**EXERCISE DIRECTIONS**
Every record here needs to be retyped exactly.

(Data records for software interfaces)
Start of Block

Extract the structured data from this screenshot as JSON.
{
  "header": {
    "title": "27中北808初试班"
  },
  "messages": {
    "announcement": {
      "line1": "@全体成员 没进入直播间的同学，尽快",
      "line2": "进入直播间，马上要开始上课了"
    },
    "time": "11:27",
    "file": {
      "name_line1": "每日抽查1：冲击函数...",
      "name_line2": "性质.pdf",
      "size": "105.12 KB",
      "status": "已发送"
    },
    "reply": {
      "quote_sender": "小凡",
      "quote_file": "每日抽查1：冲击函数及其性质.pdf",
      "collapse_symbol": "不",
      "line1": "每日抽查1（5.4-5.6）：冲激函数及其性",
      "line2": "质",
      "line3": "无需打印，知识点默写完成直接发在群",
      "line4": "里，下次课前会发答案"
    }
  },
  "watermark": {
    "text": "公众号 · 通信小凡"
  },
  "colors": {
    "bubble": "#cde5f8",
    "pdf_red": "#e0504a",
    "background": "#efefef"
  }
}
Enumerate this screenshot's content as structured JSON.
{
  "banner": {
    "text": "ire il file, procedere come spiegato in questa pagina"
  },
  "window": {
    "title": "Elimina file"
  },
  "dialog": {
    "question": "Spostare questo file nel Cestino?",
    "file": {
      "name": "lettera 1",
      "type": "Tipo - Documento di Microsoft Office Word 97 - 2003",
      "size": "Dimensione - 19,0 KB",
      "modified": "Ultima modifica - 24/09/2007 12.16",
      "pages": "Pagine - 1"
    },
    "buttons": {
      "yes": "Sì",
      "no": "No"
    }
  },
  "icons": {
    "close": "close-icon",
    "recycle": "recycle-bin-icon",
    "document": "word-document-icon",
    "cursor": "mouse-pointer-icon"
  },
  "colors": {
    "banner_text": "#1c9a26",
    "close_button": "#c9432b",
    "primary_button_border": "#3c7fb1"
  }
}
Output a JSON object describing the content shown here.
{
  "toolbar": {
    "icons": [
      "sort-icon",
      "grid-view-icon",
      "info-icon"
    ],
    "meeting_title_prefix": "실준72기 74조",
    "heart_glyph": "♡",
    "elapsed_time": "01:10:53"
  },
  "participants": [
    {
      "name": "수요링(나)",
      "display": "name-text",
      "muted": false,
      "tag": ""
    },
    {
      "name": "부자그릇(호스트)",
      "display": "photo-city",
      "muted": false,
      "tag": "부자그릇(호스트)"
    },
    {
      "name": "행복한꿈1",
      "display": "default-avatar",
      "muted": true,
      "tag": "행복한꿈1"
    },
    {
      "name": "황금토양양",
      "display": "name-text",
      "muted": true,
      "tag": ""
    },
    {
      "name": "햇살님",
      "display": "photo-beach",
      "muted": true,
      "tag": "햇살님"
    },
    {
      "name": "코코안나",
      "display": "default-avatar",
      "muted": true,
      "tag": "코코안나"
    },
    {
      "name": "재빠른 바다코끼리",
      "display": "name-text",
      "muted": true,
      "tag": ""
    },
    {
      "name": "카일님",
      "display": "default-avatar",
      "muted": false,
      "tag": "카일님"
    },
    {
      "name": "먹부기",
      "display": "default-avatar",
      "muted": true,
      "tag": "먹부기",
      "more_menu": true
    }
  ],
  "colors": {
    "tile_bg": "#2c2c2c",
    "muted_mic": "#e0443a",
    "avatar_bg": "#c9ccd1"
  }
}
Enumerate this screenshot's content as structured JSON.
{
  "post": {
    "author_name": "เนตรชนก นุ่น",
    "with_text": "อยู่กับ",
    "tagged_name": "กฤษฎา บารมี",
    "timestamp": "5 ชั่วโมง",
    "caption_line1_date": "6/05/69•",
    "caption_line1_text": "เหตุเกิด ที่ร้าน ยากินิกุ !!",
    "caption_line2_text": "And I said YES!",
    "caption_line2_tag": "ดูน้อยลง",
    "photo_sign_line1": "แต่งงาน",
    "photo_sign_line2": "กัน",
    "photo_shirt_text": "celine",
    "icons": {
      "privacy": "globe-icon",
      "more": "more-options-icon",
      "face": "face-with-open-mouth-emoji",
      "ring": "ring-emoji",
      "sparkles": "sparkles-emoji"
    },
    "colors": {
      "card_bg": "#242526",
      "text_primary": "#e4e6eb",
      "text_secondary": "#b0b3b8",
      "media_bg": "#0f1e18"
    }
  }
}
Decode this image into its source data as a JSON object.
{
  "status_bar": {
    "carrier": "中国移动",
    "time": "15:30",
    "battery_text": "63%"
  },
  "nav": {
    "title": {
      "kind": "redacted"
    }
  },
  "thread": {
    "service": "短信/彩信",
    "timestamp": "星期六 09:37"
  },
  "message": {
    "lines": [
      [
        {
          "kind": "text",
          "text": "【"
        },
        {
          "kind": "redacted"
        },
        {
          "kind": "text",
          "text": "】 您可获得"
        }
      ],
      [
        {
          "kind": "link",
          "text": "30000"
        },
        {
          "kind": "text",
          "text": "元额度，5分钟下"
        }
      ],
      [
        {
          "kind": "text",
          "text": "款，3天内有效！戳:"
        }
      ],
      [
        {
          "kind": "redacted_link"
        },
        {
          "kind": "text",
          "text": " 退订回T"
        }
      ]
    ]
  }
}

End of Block

**ANSWER TO THIS PROBLEM**
Extract the structured data from this screenshot as JSON.
{
  "header": {
    "title": "27中北808初试班"
  },
  "messages": {
    "announcement": {
      "line1": "@全体成员 没进入直播间的同学，尽快",
      "line2": "进入直播间，马上要开始上课了"
    },
    "time": "11:27",
    "file": {
      "name_line1": "每日抽查1：冲击函数...",
      "name_line2": "性质.pdf",
      "size": "105.12 KB",
      "status": "已发送"
    },
    "reply": {
      "quote_sender": "小凡",
      "quote_file": "每日抽查1：冲击函数及其性质.pdf",
      "collapse_symbol": "不",
      "line1": "每日抽查1（5.4-5.6）：冲激函数及其性",
      "line2": "质",
      "line3": "无需打印，知识点默写完成直接发在群",
      "line4": "里，下次课前会发答案"
    }
  },
  "watermark": {
    "text": "公众号 · 通信小凡"
  },
  "colors": {
    "bubble": "#cde5f8",
    "pdf_red": "#e0504a",
    "background": "#efefef"
  }
}
Enumerate this screenshot's content as structured JSON.
{
  "banner": {
    "text": "ire il file, procedere come spiegato in questa pagina"
  },
  "window": {
    "title": "Elimina file"
  },
  "dialog": {
    "question": "Spostare questo file nel Cestino?",
    "file": {
      "name": "lettera 1",
      "type": "Tipo - Documento di Microsoft Office Word 97 - 2003",
      "size": "Dimensione - 19,0 KB",
      "modified": "Ultima modifica - 24/09/2007 12.16",
      "pages": "Pagine - 1"
    },
    "buttons": {
      "yes": "Sì",
      "no": "No"
    }
  },
  "icons": {
    "close": "close-icon",
    "recycle": "recycle-bin-icon",
    "document": "word-document-icon",
    "cursor": "mouse-pointer-icon"
  },
  "colors": {
    "banner_text": "#1c9a26",
    "close_button": "#c9432b",
    "primary_button_border": "#3c7fb1"
  }
}
Output a JSON object describing the content shown here.
{
  "toolbar": {
    "icons": [
      "sort-icon",
      "grid-view-icon",
      "info-icon"
    ],
    "meeting_title_prefix": "실준72기 74조",
    "heart_glyph": "♡",
    "elapsed_time": "01:10:53"
  },
  "participants": [
    {
      "name": "수요링(나)",
      "display": "name-text",
      "muted": false,
      "tag": ""
    },
    {
      "name": "부자그릇(호스트)",
      "display": "photo-city",
      "muted": false,
      "tag": "부자그릇(호스트)"
    },
    {
      "name": "행복한꿈1",
      "display": "default-avatar",
      "muted": true,
      "tag": "행복한꿈1"
    },
    {
      "name": "황금토양양",
      "display": "name-text",
      "muted": true,
      "tag": ""
    },
    {
      "name": "햇살님",
      "display": "photo-beach",
      "muted": true,
      "tag": "햇살님"
    },
    {
      "name": "코코안나",
      "display": "default-avatar",
      "muted": true,
      "tag": "코코안나"
    },
    {
      "name": "재빠른 바다코끼리",
      "display": "name-text",
      "muted": true,
      "tag": ""
    },
    {
      "name": "카일님",
      "display": "default-avatar",
      "muted": false,
      "tag": "카일님"
    },
    {
      "name": "먹부기",
      "display": "default-avatar",
      "muted": true,
      "tag": "먹부기",
      "more_menu": true
    }
  ],
  "colors": {
    "tile_bg": "#2c2c2c",
    "muted_mic": "#e0443a",
    "avatar_bg": "#c9ccd1"
  }
}
Enumerate this screenshot's content as structured JSON.
{
  "post": {
    "author_name": "เนตรชนก นุ่น",
    "with_text": "อยู่กับ",
    "tagged_name": "กฤษฎา บารมี",
    "timestamp": "5 ชั่วโมง",
    "caption_line1_date": "6/05/69•",
    "caption_line1_text": "เหตุเกิด ที่ร้าน ยากินิกุ !!",
    "caption_line2_text": "And I said YES!",
    "caption_line2_tag": "ดูน้อยลง",
    "photo_sign_line1": "แต่งงาน",
    "photo_sign_line2": "กัน",
    "photo_shirt_text": "celine",
    "icons": {
      "privacy": "globe-icon",
      "more": "more-options-icon",
      "face": "face-with-open-mouth-emoji",
      "ring": "ring-emoji",
      "sparkles": "sparkles-emoji"
    },
    "colors": {
      "card_bg": "#242526",
      "text_primary": "#e4e6eb",
      "text_secondary": "#b0b3b8",
      "media_bg": "#0f1e18"
    }
  }
}
Decode this image into its source data as a JSON object.
{
  "status_bar": {
    "carrier": "中国移动",
    "time": "15:30",
    "battery_text": "63%"
  },
  "nav": {
    "title": {
      "kind": "redacted"
    }
  },
  "thread": {
    "service": "短信/彩信",
    "timestamp": "星期六 09:37"
  },
  "message": {
    "lines": [
      [
        {
          "kind": "text",
          "text": "【"
        },
        {
          "kind": "redacted"
        },
        {
          "kind": "text",
          "text": "】 您可获得"
        }
      ],
      [
        {
          "kind": "link",
          "text": "30000"
        },
        {
          "kind": "text",
          "text": "元额度，5分钟下"
        }
      ],
      [
        {
          "kind": "text",
          "text": "款，3天内有效！戳:"
        }
      ],
      [
        {
          "kind": "redacted_link"
        },
        {
          "kind": "text",
          "text": " 退订回T"
        }
      ]
    ]
  }
}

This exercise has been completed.